As a result, experimenter bias could contribute to the agreement between the two tools.
To avoid experimenter bias, I asked another medical technology faculty member to administer the survey and collect the questionnaires.
While the "gold standard" for medical trials is the randomised, double-blind, placebo-controlled trial, the African trials suffered [a number of serious problems] including problematic randomisation and selection bias, inadequate blinding, lack of placebo-control (male circumcision could not be concealed), inadequate equipoise, experimenter bias, attrition (673 drop-outs in female-to-male trials), not investigating male circumcision as a vector for HIV transmission, not investigating non-sexual HIV transmission, as well as lead-time bias, supportive bias (circumcised men received additional counselling sessions), participant expectation bias, and time-out discrepancy (restraint from sexual activity only by circumcised men).
Despite limitations of small sample size and experimenter bias, our study is significant.
This standardized form of questioning was adopted throughout the catastrophizing interview to avoid any experimenter bias in the way that questions were worded.

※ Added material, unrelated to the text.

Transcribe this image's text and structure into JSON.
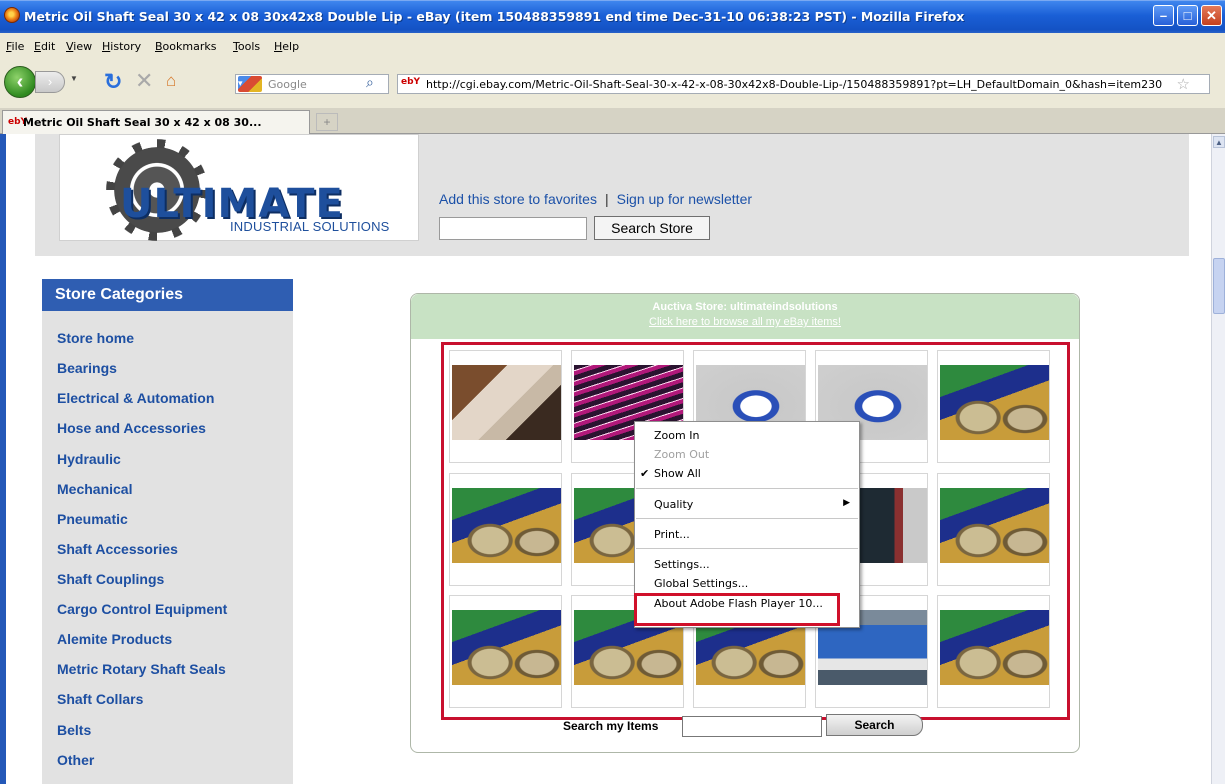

A second area of security addressed here concerns precautions against experimenter bias or deviation from intended procedure.
Given the possibility of attribution of intentional experimenter bias or procedural deviation, ideally one would wish to employ procedures that eliminate these, without constraining the procedures to those that have no real ecological validity and little likelihood for success.
It is a computer-based system that provides automatic data recording, highly effective shielding against sensory cues, and resistance to both subject bias and intentional experimenter bias.
1993; Wiseman, Smith, & Kornbrot, 1994) were that there might have been: (1) possible subliminal sound leakage to the receiver through inadequate electronic component isolation; (2) repeated playing of the target tape during sending, which might alter it physically such as to provide a subtle cue; (3) sounds from the VCR, which might provide cues to the experimenter about which clip was being played as target; (4) sound leakage from the sender's room to the experimenter, which might provide cues if senders are noisy; (5) the possibility of a complex electronic signalling system between sender and receiver; and (6) deliberate experimenter bias.